However, SodaStream employs a razor/razorblade business model, whereby profitability is bolstered by the on-going sales of higher margin consumable products subsequent to the initial sale of its soda making machines. This is at odds with both Pepsi and Coca-Cola’s business models and more traditional strategies, which will have put both companies off any potential attempts at acquisition.
Nevertheless, SodaStream’s business model is serving it well: the company has experienced a dramatic surge in revenues since its re-launch in the UK in 2010, and the lucrative Americas market now accounts for over a third of its turnover. In addition to this, the company’s bottom line has also been expanding, and its net profit margin has increased dramatically since 2008 as sales of consumables continue to grow.
Although the Israeli company’s recent success remains merely a drop in the ocean compared to Pepsi and Coca-Cola’s gigantic turnover figures, SodaStream remains a threat to both incumbents.

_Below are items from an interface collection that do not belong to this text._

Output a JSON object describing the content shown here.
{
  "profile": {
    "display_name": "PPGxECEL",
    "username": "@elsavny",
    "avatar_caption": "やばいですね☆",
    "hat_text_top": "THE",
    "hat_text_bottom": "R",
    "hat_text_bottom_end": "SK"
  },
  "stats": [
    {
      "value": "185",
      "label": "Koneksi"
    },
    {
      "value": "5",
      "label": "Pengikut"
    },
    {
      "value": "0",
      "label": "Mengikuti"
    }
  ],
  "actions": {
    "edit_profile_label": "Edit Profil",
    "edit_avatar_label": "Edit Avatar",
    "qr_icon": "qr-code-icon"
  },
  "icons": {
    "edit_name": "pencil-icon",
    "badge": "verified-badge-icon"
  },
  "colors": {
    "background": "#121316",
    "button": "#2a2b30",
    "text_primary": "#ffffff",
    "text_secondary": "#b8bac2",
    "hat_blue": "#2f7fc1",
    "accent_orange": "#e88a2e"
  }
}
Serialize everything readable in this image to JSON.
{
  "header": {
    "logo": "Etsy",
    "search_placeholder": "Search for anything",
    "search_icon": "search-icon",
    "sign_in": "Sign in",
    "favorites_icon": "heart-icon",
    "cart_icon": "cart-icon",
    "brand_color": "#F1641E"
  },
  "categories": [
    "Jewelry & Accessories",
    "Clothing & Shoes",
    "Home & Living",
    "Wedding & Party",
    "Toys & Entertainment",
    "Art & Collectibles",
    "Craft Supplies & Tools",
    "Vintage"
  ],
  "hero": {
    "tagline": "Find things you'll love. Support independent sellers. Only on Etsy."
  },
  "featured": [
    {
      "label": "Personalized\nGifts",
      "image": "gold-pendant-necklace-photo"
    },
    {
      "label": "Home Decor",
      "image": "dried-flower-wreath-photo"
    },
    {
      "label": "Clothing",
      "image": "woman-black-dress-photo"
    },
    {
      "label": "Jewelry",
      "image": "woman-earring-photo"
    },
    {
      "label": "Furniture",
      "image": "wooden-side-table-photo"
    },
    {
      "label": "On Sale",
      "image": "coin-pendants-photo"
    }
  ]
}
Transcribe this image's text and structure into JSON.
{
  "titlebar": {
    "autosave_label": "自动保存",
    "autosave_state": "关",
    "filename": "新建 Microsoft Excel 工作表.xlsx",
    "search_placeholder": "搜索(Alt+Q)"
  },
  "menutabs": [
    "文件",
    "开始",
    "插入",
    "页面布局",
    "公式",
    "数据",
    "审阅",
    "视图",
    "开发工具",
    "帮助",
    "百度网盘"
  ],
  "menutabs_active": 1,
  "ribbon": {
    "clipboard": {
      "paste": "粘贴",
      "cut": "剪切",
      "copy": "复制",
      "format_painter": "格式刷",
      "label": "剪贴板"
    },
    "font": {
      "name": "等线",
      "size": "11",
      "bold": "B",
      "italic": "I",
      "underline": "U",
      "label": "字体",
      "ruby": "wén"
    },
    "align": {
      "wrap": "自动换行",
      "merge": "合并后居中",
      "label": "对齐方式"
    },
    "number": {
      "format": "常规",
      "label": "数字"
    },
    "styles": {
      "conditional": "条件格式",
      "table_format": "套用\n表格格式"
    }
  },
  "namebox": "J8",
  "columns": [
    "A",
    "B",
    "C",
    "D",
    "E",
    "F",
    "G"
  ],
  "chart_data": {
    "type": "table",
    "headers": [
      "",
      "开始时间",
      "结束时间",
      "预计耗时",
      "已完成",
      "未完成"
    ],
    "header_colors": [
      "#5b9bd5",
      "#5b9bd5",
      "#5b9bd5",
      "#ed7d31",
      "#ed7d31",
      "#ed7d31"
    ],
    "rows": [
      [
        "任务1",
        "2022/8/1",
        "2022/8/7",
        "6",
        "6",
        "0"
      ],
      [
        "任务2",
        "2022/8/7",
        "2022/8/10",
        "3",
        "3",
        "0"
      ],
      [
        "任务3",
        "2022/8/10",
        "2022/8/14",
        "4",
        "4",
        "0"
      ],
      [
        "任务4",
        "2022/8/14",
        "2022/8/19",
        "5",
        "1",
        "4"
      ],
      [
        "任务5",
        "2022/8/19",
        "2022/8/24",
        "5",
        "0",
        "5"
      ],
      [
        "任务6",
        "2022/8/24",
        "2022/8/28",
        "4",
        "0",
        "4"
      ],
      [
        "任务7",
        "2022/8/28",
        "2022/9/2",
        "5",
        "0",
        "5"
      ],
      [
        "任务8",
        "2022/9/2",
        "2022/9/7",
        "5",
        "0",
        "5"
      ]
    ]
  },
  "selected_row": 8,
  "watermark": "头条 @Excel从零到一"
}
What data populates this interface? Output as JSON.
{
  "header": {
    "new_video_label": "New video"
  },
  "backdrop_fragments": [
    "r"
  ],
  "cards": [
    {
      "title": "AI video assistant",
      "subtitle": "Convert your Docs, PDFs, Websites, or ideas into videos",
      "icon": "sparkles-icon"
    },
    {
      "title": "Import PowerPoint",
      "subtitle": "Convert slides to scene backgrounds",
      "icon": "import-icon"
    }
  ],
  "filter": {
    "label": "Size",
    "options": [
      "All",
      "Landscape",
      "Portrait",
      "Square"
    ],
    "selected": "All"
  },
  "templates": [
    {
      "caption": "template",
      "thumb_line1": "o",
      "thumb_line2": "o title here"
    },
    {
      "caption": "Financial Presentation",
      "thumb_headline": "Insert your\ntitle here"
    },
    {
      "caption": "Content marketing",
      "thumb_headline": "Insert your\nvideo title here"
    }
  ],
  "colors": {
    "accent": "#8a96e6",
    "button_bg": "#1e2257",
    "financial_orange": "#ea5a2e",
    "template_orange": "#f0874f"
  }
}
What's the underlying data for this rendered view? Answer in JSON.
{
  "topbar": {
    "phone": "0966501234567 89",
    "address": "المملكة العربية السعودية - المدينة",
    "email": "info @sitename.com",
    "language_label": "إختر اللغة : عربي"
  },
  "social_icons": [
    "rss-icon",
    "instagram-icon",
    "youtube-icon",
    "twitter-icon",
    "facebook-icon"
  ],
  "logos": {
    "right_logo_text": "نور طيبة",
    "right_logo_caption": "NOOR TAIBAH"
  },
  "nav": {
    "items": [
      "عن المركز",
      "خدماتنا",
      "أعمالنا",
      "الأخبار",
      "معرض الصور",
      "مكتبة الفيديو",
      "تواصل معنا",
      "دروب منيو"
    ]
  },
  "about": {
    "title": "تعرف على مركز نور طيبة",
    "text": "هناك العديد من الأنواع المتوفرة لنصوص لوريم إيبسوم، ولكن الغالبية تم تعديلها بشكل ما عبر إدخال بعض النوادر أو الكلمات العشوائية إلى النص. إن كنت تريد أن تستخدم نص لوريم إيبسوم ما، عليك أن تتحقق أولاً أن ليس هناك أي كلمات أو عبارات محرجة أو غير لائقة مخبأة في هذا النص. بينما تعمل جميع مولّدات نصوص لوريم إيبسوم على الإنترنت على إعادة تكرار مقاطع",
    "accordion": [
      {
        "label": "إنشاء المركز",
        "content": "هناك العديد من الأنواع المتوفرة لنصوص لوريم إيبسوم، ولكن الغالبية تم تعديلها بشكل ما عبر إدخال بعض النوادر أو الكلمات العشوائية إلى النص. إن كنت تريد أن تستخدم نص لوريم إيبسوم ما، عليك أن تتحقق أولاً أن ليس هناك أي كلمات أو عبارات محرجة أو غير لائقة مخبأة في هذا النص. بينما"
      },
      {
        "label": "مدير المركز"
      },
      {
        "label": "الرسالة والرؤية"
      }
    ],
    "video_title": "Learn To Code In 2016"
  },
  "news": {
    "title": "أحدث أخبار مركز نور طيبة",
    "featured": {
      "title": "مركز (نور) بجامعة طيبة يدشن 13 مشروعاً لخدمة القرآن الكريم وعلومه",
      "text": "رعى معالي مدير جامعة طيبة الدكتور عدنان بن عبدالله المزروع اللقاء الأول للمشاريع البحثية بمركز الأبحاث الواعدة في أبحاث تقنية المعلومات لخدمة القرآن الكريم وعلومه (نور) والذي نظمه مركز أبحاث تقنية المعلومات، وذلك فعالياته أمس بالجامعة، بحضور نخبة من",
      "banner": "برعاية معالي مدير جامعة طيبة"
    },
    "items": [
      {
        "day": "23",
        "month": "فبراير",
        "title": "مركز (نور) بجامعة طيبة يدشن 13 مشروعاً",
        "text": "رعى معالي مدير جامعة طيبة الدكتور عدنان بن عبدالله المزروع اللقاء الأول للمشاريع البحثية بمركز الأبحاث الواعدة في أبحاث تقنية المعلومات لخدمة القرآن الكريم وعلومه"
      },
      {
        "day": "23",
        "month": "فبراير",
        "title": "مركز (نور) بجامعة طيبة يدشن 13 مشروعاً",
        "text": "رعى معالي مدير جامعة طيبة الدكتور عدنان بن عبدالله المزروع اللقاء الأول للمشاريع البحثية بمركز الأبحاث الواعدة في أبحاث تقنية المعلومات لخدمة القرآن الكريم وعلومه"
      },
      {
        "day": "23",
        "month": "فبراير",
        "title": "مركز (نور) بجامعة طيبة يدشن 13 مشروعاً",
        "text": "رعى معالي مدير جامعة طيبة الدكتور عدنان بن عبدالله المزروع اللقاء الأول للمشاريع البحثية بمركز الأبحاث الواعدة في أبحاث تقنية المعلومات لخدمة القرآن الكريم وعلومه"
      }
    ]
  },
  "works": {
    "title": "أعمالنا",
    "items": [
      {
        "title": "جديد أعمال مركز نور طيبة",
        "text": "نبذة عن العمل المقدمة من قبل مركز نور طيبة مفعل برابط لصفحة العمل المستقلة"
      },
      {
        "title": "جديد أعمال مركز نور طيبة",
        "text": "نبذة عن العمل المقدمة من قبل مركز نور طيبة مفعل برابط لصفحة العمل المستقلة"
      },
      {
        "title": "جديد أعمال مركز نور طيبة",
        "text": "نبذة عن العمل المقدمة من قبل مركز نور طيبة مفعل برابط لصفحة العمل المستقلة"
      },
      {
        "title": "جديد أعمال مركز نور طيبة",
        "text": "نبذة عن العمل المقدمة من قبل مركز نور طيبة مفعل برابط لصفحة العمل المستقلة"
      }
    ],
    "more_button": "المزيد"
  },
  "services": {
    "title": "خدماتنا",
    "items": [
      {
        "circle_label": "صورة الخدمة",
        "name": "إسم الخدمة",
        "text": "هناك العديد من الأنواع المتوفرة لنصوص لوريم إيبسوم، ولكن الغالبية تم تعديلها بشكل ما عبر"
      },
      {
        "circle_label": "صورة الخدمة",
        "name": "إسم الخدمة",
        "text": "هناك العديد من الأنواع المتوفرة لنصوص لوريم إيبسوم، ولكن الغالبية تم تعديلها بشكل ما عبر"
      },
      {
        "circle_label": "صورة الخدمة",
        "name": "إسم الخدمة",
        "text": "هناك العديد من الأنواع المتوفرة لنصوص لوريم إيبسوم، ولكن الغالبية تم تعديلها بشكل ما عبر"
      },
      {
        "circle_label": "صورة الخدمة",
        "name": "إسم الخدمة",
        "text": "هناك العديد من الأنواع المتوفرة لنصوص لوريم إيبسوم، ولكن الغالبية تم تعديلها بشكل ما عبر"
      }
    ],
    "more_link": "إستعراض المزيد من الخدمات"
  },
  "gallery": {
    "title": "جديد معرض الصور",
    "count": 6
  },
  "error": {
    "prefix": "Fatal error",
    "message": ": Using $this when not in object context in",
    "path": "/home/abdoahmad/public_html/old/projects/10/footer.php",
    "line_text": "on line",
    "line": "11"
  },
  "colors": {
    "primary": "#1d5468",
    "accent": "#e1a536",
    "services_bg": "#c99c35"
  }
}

In fact, acquiring SodaStream while it is still relatively small could have been an astute damage control measure for either company at the optimum cost.
As it stands, SodaStream still has huge growth potential, especially in the US, and it will be interesting to see if either Coca-Cola or Pepsi regret not snapping it up in a few years’ time.
Read more on SodaStream’s recent success in the MarketLine Case Study, SodaStream International Ltd.: Shaking up the US soda market.